British Sign Language at the Raedwald Trust
Following a successful two-month trial, the Raedwald Trust has appointed an experienced British Sign Language (BSL) teacher to teach the language to its secondary age pupils.
The Trust hopes that the unique move to teach BSL to ‘hearing’ pupils will break down barriers with deaf and hard of hearing communities – making communication accessible to all. It will also give pupils a practical skill for life.
BSL teacher George Andronic has been brought on board to deliver the lessons. George has been teaching deaf pupils for over a decade, can read and write in eight languages and sign in seven. He also created a BSL Primary Curriculum for deaf children from scratch as part of his Masters degree and now runs his own company: Home Tuition for the Deaf.

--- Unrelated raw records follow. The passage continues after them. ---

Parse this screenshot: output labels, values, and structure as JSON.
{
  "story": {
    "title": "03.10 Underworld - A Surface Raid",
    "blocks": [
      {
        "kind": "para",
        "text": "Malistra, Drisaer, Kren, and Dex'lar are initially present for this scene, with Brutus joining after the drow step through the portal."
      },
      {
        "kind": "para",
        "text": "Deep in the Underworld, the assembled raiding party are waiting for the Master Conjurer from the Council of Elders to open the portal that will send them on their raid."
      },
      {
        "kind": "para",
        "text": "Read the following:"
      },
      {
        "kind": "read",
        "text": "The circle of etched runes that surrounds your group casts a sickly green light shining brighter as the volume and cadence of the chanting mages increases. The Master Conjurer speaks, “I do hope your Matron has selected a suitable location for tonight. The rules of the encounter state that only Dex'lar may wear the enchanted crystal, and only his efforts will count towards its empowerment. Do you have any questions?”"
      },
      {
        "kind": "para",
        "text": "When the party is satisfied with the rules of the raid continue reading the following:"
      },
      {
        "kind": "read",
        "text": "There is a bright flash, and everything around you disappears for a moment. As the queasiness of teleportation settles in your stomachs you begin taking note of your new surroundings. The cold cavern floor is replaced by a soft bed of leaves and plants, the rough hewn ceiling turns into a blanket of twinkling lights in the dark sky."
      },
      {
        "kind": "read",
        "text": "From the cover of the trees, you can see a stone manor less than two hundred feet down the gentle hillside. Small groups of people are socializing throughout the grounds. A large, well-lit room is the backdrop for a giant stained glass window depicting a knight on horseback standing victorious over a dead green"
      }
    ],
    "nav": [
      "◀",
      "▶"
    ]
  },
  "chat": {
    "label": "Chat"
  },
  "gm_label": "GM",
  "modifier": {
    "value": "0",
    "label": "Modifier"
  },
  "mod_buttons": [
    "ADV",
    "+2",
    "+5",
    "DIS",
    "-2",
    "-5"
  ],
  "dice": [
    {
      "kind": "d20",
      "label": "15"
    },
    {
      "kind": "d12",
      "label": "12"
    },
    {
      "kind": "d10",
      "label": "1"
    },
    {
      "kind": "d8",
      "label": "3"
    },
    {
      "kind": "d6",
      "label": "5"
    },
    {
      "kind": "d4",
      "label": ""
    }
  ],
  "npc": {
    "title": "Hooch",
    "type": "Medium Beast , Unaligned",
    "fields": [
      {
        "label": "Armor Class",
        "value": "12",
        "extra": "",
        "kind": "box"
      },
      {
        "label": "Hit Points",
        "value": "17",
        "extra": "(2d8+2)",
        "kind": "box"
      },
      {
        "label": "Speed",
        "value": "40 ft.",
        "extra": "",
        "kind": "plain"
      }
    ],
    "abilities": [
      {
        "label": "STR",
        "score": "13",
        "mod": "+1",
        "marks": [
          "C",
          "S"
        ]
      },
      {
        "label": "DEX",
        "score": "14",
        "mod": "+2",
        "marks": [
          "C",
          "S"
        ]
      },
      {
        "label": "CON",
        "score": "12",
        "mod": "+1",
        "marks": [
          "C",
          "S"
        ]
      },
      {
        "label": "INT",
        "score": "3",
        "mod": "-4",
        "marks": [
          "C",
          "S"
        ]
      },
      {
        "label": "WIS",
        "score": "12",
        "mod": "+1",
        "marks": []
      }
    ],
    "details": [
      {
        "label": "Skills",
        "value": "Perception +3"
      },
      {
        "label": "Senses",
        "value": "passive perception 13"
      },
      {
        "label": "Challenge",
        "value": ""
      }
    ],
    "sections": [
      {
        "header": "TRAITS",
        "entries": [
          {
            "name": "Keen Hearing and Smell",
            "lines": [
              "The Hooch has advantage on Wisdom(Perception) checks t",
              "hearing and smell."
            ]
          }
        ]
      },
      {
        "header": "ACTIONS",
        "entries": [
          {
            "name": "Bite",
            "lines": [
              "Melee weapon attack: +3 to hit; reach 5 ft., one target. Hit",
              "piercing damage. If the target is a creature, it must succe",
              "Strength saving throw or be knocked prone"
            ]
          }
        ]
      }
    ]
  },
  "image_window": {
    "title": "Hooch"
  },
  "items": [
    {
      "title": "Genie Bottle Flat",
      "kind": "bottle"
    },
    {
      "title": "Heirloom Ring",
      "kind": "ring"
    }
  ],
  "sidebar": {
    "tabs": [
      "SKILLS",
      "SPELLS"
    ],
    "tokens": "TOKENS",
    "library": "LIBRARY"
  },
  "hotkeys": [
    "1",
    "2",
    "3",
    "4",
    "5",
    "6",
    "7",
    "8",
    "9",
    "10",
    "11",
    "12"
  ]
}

George said: “At the start of BSL sessions in September the pupils and I found it challenging to communicate because we belong to different worlds, however, we gradually built up our rapports and broke down our barriers to communication. The pupils gradually expressed themselves, which was difficult for them, by maintaining eye contact and using slight facial expressions.
“The pupils have responded well to my lessons by engaging well in varied activities, such as conversations, and practising their fingerspelling, which is challenging for them, and conversation in pairs.
“The language is important for the Parkside Academy pupils because this enables them to express themselves by sharing their experiences and developing their communicational skills.
“BSL is an emotive / expressive and rich language that encourages pupils and people to communicate freely with each other and deaf students and adults as well.”
The Ipswich Star recently reported on how British Sign Language is being taught at Parkside Academy, part of the Raedwald Trust.
In the article, Angela Ransby, chief executive of the Raedwald Trust, said: “BSL is a beautiful, dynamic, visual language that requires people to use their hands, bodies and faces to express themselves.
“This makes it particularly relevant at the Raedwald Trust, where many of our pupils find it challenging to identify and express their opinions and their emotions.
“Introducing our pupils to BSL means not only giving them new skills in an official modern language – it also gives them the opportunity to make a difference in a world where deaf and hearing communities are separated by widespread misunderstanding and social inequality.
“Deafness is a communication barrier, not a disability. If every young person had the chance to learn to sign, we could break down these obstacles and overcome the hidden state of inequality that exists in the deaf community.”
To read the full article from the Ipswich Star, click here.